When you return the material, keep every line exactly as it is and omit the pictures.
══════
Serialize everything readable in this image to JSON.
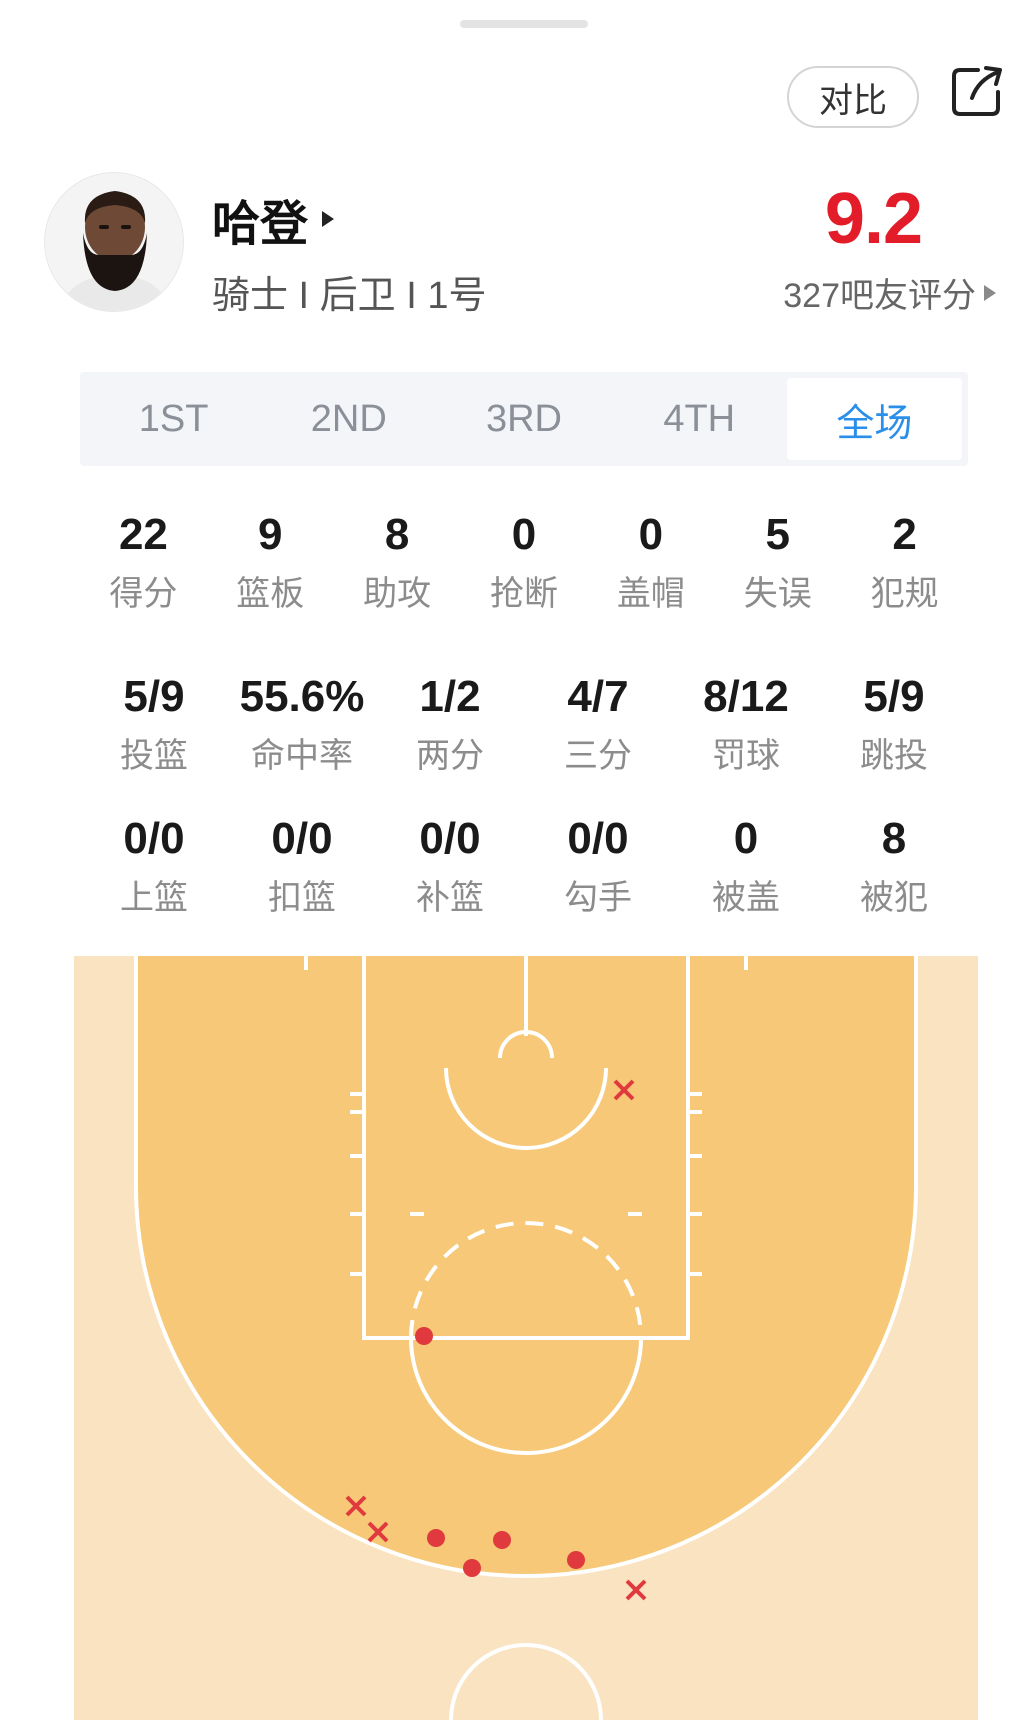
{
  "header": {
    "compare_label": "对比"
  },
  "icons": {
    "share": "share-icon",
    "name_arrow": "triangle-right-icon",
    "rating_arrow": "triangle-right-icon"
  },
  "player": {
    "name": "哈登",
    "meta": "骑士 I 后卫 I 1号"
  },
  "rating": {
    "score": "9.2",
    "count_label": "327吧友评分",
    "color": "#e31c2a"
  },
  "tabs": [
    {
      "label": "1ST",
      "active": false
    },
    {
      "label": "2ND",
      "active": false
    },
    {
      "label": "3RD",
      "active": false
    },
    {
      "label": "4TH",
      "active": false
    },
    {
      "label": "全场",
      "active": true
    }
  ],
  "accent_color": "#2b8fea",
  "stats_row1": [
    {
      "value": "22",
      "label": "得分"
    },
    {
      "value": "9",
      "label": "篮板"
    },
    {
      "value": "8",
      "label": "助攻"
    },
    {
      "value": "0",
      "label": "抢断"
    },
    {
      "value": "0",
      "label": "盖帽"
    },
    {
      "value": "5",
      "label": "失误"
    },
    {
      "value": "2",
      "label": "犯规"
    }
  ],
  "stats_row2": [
    {
      "value": "5/9",
      "label": "投篮"
    },
    {
      "value": "55.6%",
      "label": "命中率"
    },
    {
      "value": "1/2",
      "label": "两分"
    },
    {
      "value": "4/7",
      "label": "三分"
    },
    {
      "value": "8/12",
      "label": "罚球"
    },
    {
      "value": "5/9",
      "label": "跳投"
    }
  ],
  "stats_row3": [
    {
      "value": "0/0",
      "label": "上篮"
    },
    {
      "value": "0/0",
      "label": "扣篮"
    },
    {
      "value": "0/0",
      "label": "补篮"
    },
    {
      "value": "0/0",
      "label": "勾手"
    },
    {
      "value": "0",
      "label": "被盖"
    },
    {
      "value": "8",
      "label": "被犯"
    }
  ],
  "shot_chart": {
    "made_color": "#e03a3e",
    "missed_color": "#e03a3e",
    "court_colors": {
      "inside": "#f6c877",
      "outside": "#f9e3c1",
      "lines": "#ffffff"
    },
    "shots": [
      {
        "result": "missed"
      },
      {
        "result": "made"
      },
      {
        "result": "missed"
      },
      {
        "result": "missed"
      },
      {
        "result": "made"
      },
      {
        "result": "made"
      },
      {
        "result": "made"
      },
      {
        "result": "made"
      },
      {
        "result": "missed"
      }
    ]
  }
}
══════
### Result:
Serialize everything readable in this image to JSON.
{
  "header": {
    "compare_label": "对比"
  },
  "icons": {
    "share": "share-icon",
    "name_arrow": "triangle-right-icon",
    "rating_arrow": "triangle-right-icon"
  },
  "player": {
    "name": "哈登",
    "meta": "骑士 I 后卫 I 1号"
  },
  "rating": {
    "score": "9.2",
    "count_label": "327吧友评分",
    "color": "#e31c2a"
  },
  "tabs": [
    {
      "label": "1ST",
      "active": false
    },
    {
      "label": "2ND",
      "active": false
    },
    {
      "label": "3RD",
      "active": false
    },
    {
      "label": "4TH",
      "active": false
    },
    {
      "label": "全场",
      "active": true
    }
  ],
  "accent_color": "#2b8fea",
  "stats_row1": [
    {
      "value": "22",
      "label": "得分"
    },
    {
      "value": "9",
      "label": "篮板"
    },
    {
      "value": "8",
      "label": "助攻"
    },
    {
      "value": "0",
      "label": "抢断"
    },
    {
      "value": "0",
      "label": "盖帽"
    },
    {
      "value": "5",
      "label": "失误"
    },
    {
      "value": "2",
      "label": "犯规"
    }
  ],
  "stats_row2": [
    {
      "value": "5/9",
      "label": "投篮"
    },
    {
      "value": "55.6%",
      "label": "命中率"
    },
    {
      "value": "1/2",
      "label": "两分"
    },
    {
      "value": "4/7",
      "label": "三分"
    },
    {
      "value": "8/12",
      "label": "罚球"
    },
    {
      "value": "5/9",
      "label": "跳投"
    }
  ],
  "stats_row3": [
    {
      "value": "0/0",
      "label": "上篮"
    },
    {
      "value": "0/0",
      "label": "扣篮"
    },
    {
      "value": "0/0",
      "label": "补篮"
    },
    {
      "value": "0/0",
      "label": "勾手"
    },
    {
      "value": "0",
      "label": "被盖"
    },
    {
      "value": "8",
      "label": "被犯"
    }
  ],
  "shot_chart": {
    "made_color": "#e03a3e",
    "missed_color": "#e03a3e",
    "court_colors": {
      "inside": "#f6c877",
      "outside": "#f9e3c1",
      "lines": "#ffffff"
    },
    "shots": [
      {
        "result": "missed"
      },
      {
        "result": "made"
      },
      {
        "result": "missed"
      },
      {
        "result": "missed"
      },
      {
        "result": "made"
      },
      {
        "result": "made"
      },
      {
        "result": "made"
      },
      {
        "result": "made"
      },
      {
        "result": "missed"
      }
    ]
  }
}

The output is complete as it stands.